Guatemala’s President, at UN debate, pledges open government, zero-tolerance for corruption

23 Sep 2016

Guatemala’s President, at UN debate, pledges open government, zero-tolerance for corruption

695340-guatemala.jpg Addressing the United Nations General Assembly today, the President of Guatemala, Jimmy Morales, voiced his commitment to fight the corruption that weakens institutions.

“Regarding transparency, we are committed to a zero tolerance for corruption and, to that end, open government has become one of the fundamental pillars of our administration,” Mr. Morales told the Assembly’s annual debate.

The election of the new Government was an expression of the discontent among the population, he said, stressing that a reconstruction of society is required, and transparency in governance, healthcare, education and development needs to be improved.

He explained that corruption has weakened the country’s institutions and hampered development. The Government has made primary education and the effective management of hospitals, nutrition and maternal health top priorities.

However, he said, challenges in the areas of human rights and tackling climate change remain. His Government seeks to engage further with the UN Human Rights Council to address relevant issues.

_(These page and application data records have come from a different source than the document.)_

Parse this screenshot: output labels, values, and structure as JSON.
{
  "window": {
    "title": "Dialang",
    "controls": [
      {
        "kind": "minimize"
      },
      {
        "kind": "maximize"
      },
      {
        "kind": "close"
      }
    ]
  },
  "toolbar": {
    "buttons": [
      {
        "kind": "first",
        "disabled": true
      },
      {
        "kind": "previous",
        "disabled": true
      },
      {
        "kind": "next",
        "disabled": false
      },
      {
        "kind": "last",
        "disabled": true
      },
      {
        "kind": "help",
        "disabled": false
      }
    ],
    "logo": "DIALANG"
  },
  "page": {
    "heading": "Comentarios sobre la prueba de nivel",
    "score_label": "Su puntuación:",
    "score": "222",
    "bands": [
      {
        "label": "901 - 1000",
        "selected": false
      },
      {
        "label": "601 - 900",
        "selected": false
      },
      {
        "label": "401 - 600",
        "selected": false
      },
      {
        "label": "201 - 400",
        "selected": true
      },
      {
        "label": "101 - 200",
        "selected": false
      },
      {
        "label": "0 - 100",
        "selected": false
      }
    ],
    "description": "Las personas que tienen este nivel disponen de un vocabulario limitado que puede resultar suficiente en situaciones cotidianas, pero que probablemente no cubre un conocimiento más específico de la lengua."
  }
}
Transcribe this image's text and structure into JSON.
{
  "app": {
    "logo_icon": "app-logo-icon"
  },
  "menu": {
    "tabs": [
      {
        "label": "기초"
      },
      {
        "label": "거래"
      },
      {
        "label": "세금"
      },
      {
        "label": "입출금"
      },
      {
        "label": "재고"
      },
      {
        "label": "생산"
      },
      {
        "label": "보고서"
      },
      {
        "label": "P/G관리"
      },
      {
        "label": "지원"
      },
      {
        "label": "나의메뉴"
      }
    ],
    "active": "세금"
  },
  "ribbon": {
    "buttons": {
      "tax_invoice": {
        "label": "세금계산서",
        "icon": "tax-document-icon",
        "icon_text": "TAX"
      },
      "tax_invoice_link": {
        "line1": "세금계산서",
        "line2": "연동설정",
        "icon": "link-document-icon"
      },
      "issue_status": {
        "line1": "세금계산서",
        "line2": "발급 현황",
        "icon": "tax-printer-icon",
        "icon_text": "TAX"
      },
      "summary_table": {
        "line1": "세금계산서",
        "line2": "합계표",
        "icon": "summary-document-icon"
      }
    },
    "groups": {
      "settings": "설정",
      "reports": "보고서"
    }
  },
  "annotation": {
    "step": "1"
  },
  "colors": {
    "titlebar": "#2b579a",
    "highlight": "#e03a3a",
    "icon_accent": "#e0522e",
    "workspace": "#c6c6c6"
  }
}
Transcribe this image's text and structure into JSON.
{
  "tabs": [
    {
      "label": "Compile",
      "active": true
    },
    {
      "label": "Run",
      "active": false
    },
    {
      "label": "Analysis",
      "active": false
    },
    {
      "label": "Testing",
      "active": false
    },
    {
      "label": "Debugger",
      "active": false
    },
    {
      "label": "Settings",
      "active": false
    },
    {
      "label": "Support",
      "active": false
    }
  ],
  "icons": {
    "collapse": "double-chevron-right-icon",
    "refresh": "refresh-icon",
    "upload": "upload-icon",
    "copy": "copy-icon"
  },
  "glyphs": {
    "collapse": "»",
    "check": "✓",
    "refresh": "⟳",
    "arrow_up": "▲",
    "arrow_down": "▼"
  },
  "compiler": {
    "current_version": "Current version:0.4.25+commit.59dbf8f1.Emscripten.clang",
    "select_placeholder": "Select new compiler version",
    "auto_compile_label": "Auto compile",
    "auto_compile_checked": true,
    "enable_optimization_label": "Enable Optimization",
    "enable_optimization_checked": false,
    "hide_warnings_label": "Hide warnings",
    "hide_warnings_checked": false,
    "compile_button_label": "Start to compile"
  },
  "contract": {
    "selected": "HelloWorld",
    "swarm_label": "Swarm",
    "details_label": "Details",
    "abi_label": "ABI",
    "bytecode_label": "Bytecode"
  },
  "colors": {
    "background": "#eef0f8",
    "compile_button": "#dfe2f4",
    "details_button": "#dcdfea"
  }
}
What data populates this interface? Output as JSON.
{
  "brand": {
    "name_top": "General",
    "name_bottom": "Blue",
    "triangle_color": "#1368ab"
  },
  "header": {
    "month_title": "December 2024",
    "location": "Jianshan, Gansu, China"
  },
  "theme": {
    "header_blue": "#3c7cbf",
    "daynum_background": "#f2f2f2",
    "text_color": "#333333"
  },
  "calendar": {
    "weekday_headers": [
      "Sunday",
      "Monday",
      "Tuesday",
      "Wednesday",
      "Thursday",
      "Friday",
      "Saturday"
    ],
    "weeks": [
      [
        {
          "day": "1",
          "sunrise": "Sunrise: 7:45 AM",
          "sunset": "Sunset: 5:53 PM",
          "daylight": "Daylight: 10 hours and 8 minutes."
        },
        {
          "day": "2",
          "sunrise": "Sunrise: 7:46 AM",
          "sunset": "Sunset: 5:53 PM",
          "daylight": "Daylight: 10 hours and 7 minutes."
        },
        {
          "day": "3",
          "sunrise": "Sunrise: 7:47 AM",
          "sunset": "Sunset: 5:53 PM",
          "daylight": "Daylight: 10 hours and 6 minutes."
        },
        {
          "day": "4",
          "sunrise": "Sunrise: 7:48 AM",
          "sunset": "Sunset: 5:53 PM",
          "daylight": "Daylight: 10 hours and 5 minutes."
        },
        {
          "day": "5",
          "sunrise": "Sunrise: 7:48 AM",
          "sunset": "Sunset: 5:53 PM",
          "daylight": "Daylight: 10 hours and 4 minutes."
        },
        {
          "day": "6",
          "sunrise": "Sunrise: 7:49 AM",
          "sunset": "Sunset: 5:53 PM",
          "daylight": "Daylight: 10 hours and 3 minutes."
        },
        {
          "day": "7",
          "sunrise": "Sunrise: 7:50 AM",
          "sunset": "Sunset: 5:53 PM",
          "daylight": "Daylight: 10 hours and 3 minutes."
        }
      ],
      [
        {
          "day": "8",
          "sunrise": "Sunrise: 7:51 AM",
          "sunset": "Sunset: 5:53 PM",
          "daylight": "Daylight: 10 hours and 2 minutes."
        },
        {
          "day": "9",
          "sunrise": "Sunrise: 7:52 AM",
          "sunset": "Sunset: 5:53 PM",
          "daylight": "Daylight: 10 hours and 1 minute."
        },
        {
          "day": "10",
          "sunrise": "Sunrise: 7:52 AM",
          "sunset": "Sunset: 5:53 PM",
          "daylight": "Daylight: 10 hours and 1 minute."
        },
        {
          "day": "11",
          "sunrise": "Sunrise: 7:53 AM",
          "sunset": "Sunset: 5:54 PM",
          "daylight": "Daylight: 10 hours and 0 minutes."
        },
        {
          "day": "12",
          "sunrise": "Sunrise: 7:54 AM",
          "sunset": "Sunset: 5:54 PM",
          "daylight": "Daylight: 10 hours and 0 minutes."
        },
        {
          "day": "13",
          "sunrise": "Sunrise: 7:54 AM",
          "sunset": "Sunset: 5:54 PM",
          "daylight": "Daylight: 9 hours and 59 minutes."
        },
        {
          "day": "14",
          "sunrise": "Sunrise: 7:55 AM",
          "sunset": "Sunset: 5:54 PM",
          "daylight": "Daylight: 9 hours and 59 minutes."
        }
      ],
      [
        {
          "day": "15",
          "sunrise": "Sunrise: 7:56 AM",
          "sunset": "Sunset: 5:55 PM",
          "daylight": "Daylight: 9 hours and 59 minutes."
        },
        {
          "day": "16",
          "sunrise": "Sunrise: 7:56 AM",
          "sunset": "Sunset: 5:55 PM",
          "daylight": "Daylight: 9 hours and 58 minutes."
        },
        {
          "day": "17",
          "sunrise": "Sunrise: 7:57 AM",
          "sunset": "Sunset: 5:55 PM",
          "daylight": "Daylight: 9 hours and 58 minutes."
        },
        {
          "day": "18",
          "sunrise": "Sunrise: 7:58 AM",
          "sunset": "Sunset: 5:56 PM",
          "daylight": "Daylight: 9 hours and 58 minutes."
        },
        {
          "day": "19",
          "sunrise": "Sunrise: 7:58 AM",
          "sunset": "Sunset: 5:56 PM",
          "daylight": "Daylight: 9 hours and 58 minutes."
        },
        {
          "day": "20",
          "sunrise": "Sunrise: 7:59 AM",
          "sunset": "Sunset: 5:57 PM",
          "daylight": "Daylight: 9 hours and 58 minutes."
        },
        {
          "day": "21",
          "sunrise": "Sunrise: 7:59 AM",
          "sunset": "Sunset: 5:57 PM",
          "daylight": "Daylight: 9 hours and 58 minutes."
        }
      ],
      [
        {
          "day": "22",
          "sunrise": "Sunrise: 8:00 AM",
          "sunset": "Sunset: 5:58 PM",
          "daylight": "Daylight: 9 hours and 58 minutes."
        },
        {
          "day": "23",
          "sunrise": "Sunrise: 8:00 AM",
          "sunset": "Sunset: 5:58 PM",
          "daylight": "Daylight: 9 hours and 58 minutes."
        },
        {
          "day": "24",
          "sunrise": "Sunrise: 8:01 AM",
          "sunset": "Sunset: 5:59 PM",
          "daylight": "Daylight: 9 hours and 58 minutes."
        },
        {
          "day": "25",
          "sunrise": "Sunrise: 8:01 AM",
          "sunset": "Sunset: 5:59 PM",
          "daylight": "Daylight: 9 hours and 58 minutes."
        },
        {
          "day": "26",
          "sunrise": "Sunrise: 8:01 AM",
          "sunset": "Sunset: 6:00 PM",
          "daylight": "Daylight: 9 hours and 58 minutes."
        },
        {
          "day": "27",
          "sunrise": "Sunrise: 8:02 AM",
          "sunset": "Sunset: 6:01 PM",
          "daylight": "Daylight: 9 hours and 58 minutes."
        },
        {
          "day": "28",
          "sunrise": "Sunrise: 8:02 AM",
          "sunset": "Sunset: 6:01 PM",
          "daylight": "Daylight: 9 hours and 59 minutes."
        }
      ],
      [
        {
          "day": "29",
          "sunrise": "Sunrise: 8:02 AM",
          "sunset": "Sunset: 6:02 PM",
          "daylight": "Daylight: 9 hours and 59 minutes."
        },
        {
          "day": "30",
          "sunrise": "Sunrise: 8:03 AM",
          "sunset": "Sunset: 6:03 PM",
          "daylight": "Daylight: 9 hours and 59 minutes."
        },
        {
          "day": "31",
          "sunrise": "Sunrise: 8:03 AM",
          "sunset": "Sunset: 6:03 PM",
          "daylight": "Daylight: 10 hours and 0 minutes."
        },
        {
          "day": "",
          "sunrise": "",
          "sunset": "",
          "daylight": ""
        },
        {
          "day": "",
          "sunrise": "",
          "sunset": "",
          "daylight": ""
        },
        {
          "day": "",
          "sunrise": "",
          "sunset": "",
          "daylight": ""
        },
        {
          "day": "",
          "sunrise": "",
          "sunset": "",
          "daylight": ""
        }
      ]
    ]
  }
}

He went on to express his profound admiration for migrants in Guatemala and their hard work. “They are unsung heroes, model citizens in every part of the world who have rights and a greater human dignity,” he said, noting that the Government is adamant about their protection during all stages of migration.

With regard to the 2030 Agenda, he noted that it is in line with the country’s 2032 K’atun National Development Plan.

He also called for strengthened international dialogue and cooperation to prevent future conflicts in the region, stressing the need to maintain peace and strengthen the rule of law. Guatemala will continue to support UN peacekeeping missions worldwide and remains concerned about the ongoing conflicts in Syria, Mali and Sudan, he said.